Exact copies of all the records are to be output.

================================

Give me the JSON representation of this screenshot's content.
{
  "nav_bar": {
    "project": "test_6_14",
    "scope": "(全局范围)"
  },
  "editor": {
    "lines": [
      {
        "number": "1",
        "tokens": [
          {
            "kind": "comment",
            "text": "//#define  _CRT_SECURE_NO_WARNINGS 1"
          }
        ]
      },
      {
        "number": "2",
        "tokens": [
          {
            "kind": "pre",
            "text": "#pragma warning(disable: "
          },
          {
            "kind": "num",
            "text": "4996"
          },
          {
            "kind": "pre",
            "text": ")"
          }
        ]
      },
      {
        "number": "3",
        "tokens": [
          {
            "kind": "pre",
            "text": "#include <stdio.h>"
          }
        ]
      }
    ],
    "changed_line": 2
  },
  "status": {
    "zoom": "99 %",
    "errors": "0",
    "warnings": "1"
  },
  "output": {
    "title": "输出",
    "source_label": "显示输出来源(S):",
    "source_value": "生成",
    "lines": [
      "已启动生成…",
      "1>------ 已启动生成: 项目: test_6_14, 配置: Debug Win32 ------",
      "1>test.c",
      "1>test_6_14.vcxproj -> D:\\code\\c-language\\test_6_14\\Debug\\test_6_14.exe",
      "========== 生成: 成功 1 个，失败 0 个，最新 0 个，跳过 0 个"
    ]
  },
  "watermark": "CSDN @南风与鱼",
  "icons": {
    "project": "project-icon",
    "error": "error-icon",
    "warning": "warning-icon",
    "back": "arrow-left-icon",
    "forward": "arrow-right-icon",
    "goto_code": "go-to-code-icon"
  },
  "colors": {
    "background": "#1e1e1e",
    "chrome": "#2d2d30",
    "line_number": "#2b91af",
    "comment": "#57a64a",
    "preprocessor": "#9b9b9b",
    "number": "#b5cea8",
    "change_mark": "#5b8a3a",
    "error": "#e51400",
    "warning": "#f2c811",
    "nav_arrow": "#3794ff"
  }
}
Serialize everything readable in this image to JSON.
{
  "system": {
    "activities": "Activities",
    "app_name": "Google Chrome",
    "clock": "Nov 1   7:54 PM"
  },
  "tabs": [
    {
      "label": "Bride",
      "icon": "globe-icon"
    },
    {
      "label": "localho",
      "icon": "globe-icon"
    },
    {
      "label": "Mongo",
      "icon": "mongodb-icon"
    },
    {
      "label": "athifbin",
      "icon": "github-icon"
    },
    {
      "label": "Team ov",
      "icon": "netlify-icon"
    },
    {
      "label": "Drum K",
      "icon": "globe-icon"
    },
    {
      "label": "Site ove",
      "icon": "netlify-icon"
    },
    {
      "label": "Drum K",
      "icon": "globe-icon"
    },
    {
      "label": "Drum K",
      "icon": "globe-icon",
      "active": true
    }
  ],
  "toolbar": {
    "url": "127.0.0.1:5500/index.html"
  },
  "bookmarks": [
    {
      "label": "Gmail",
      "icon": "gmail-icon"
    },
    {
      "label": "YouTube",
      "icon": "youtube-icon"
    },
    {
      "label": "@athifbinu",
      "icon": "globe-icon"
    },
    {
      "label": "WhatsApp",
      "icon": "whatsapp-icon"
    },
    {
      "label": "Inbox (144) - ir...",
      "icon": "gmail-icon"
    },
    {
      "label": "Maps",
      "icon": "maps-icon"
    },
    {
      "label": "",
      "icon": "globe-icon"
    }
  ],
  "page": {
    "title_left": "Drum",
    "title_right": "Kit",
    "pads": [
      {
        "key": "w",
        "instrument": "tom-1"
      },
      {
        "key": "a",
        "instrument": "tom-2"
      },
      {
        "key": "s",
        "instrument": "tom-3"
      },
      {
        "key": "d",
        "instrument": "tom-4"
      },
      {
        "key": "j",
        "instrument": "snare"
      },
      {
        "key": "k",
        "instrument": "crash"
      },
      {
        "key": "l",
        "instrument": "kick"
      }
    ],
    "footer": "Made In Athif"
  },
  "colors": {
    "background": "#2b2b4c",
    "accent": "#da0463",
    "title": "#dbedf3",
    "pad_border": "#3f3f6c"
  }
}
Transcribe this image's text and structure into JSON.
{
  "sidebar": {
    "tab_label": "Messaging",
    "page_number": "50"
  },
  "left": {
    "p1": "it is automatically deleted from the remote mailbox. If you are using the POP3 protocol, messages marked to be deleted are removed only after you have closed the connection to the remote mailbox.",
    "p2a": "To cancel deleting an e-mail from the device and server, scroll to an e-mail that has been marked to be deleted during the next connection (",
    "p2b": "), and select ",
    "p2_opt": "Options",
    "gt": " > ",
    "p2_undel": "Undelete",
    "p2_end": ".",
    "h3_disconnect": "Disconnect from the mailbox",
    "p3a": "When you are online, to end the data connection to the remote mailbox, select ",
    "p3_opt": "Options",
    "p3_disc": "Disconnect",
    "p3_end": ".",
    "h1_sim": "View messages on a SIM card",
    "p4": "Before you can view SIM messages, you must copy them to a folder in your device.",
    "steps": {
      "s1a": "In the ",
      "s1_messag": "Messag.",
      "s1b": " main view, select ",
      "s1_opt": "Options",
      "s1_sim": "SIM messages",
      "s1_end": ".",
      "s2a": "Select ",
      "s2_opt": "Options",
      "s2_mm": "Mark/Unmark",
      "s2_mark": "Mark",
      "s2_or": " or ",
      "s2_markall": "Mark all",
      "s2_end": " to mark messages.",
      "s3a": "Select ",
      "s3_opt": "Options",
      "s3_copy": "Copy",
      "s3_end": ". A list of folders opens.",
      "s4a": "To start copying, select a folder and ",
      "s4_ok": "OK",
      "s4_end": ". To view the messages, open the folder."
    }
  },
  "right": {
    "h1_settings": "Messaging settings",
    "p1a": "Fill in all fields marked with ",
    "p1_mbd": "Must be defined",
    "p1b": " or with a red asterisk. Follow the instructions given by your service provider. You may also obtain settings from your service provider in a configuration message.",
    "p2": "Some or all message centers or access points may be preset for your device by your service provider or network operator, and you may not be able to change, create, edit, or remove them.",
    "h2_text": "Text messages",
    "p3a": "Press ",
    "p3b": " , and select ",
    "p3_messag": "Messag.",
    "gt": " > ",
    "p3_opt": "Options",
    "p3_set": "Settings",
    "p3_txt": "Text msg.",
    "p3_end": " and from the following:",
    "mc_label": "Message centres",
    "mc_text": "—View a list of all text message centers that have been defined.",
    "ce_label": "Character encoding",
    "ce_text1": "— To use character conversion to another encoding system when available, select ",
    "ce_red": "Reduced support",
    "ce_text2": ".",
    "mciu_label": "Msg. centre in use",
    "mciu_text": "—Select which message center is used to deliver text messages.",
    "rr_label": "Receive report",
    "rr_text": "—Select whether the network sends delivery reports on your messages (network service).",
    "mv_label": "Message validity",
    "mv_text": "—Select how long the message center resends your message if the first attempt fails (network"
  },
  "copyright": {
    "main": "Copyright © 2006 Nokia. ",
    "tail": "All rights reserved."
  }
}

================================

» Reply:
Give me the JSON representation of this screenshot's content.
{
  "nav_bar": {
    "project": "test_6_14",
    "scope": "(全局范围)"
  },
  "editor": {
    "lines": [
      {
        "number": "1",
        "tokens": [
          {
            "kind": "comment",
            "text": "//#define  _CRT_SECURE_NO_WARNINGS 1"
          }
        ]
      },
      {
        "number": "2",
        "tokens": [
          {
            "kind": "pre",
            "text": "#pragma warning(disable: "
          },
          {
            "kind": "num",
            "text": "4996"
          },
          {
            "kind": "pre",
            "text": ")"
          }
        ]
      },
      {
        "number": "3",
        "tokens": [
          {
            "kind": "pre",
            "text": "#include <stdio.h>"
          }
        ]
      }
    ],
    "changed_line": 2
  },
  "status": {
    "zoom": "99 %",
    "errors": "0",
    "warnings": "1"
  },
  "output": {
    "title": "输出",
    "source_label": "显示输出来源(S):",
    "source_value": "生成",
    "lines": [
      "已启动生成…",
      "1>------ 已启动生成: 项目: test_6_14, 配置: Debug Win32 ------",
      "1>test.c",
      "1>test_6_14.vcxproj -> D:\\code\\c-language\\test_6_14\\Debug\\test_6_14.exe",
      "========== 生成: 成功 1 个，失败 0 个，最新 0 个，跳过 0 个"
    ]
  },
  "watermark": "CSDN @南风与鱼",
  "icons": {
    "project": "project-icon",
    "error": "error-icon",
    "warning": "warning-icon",
    "back": "arrow-left-icon",
    "forward": "arrow-right-icon",
    "goto_code": "go-to-code-icon"
  },
  "colors": {
    "background": "#1e1e1e",
    "chrome": "#2d2d30",
    "line_number": "#2b91af",
    "comment": "#57a64a",
    "preprocessor": "#9b9b9b",
    "number": "#b5cea8",
    "change_mark": "#5b8a3a",
    "error": "#e51400",
    "warning": "#f2c811",
    "nav_arrow": "#3794ff"
  }
}
Serialize everything readable in this image to JSON.
{
  "system": {
    "activities": "Activities",
    "app_name": "Google Chrome",
    "clock": "Nov 1   7:54 PM"
  },
  "tabs": [
    {
      "label": "Bride",
      "icon": "globe-icon"
    },
    {
      "label": "localho",
      "icon": "globe-icon"
    },
    {
      "label": "Mongo",
      "icon": "mongodb-icon"
    },
    {
      "label": "athifbin",
      "icon": "github-icon"
    },
    {
      "label": "Team ov",
      "icon": "netlify-icon"
    },
    {
      "label": "Drum K",
      "icon": "globe-icon"
    },
    {
      "label": "Site ove",
      "icon": "netlify-icon"
    },
    {
      "label": "Drum K",
      "icon": "globe-icon"
    },
    {
      "label": "Drum K",
      "icon": "globe-icon",
      "active": true
    }
  ],
  "toolbar": {
    "url": "127.0.0.1:5500/index.html"
  },
  "bookmarks": [
    {
      "label": "Gmail",
      "icon": "gmail-icon"
    },
    {
      "label": "YouTube",
      "icon": "youtube-icon"
    },
    {
      "label": "@athifbinu",
      "icon": "globe-icon"
    },
    {
      "label": "WhatsApp",
      "icon": "whatsapp-icon"
    },
    {
      "label": "Inbox (144) - ir...",
      "icon": "gmail-icon"
    },
    {
      "label": "Maps",
      "icon": "maps-icon"
    },
    {
      "label": "",
      "icon": "globe-icon"
    }
  ],
  "page": {
    "title_left": "Drum",
    "title_right": "Kit",
    "pads": [
      {
        "key": "w",
        "instrument": "tom-1"
      },
      {
        "key": "a",
        "instrument": "tom-2"
      },
      {
        "key": "s",
        "instrument": "tom-3"
      },
      {
        "key": "d",
        "instrument": "tom-4"
      },
      {
        "key": "j",
        "instrument": "snare"
      },
      {
        "key": "k",
        "instrument": "crash"
      },
      {
        "key": "l",
        "instrument": "kick"
      }
    ],
    "footer": "Made In Athif"
  },
  "colors": {
    "background": "#2b2b4c",
    "accent": "#da0463",
    "title": "#dbedf3",
    "pad_border": "#3f3f6c"
  }
}
Transcribe this image's text and structure into JSON.
{
  "sidebar": {
    "tab_label": "Messaging",
    "page_number": "50"
  },
  "left": {
    "p1": "it is automatically deleted from the remote mailbox. If you are using the POP3 protocol, messages marked to be deleted are removed only after you have closed the connection to the remote mailbox.",
    "p2a": "To cancel deleting an e-mail from the device and server, scroll to an e-mail that has been marked to be deleted during the next connection (",
    "p2b": "), and select ",
    "p2_opt": "Options",
    "gt": " > ",
    "p2_undel": "Undelete",
    "p2_end": ".",
    "h3_disconnect": "Disconnect from the mailbox",
    "p3a": "When you are online, to end the data connection to the remote mailbox, select ",
    "p3_opt": "Options",
    "p3_disc": "Disconnect",
    "p3_end": ".",
    "h1_sim": "View messages on a SIM card",
    "p4": "Before you can view SIM messages, you must copy them to a folder in your device.",
    "steps": {
      "s1a": "In the ",
      "s1_messag": "Messag.",
      "s1b": " main view, select ",
      "s1_opt": "Options",
      "s1_sim": "SIM messages",
      "s1_end": ".",
      "s2a": "Select ",
      "s2_opt": "Options",
      "s2_mm": "Mark/Unmark",
      "s2_mark": "Mark",
      "s2_or": " or ",
      "s2_markall": "Mark all",
      "s2_end": " to mark messages.",
      "s3a": "Select ",
      "s3_opt": "Options",
      "s3_copy": "Copy",
      "s3_end": ". A list of folders opens.",
      "s4a": "To start copying, select a folder and ",
      "s4_ok": "OK",
      "s4_end": ". To view the messages, open the folder."
    }
  },
  "right": {
    "h1_settings": "Messaging settings",
    "p1a": "Fill in all fields marked with ",
    "p1_mbd": "Must be defined",
    "p1b": " or with a red asterisk. Follow the instructions given by your service provider. You may also obtain settings from your service provider in a configuration message.",
    "p2": "Some or all message centers or access points may be preset for your device by your service provider or network operator, and you may not be able to change, create, edit, or remove them.",
    "h2_text": "Text messages",
    "p3a": "Press ",
    "p3b": " , and select ",
    "p3_messag": "Messag.",
    "gt": " > ",
    "p3_opt": "Options",
    "p3_set": "Settings",
    "p3_txt": "Text msg.",
    "p3_end": " and from the following:",
    "mc_label": "Message centres",
    "mc_text": "—View a list of all text message centers that have been defined.",
    "ce_label": "Character encoding",
    "ce_text1": "— To use character conversion to another encoding system when available, select ",
    "ce_red": "Reduced support",
    "ce_text2": ".",
    "mciu_label": "Msg. centre in use",
    "mciu_text": "—Select which message center is used to deliver text messages.",
    "rr_label": "Receive report",
    "rr_text": "—Select whether the network sends delivery reports on your messages (network service).",
    "mv_label": "Message validity",
    "mv_text": "—Select how long the message center resends your message if the first attempt fails (network"
  },
  "copyright": {
    "main": "Copyright © 2006 Nokia. ",
    "tail": "All rights reserved."
  }
}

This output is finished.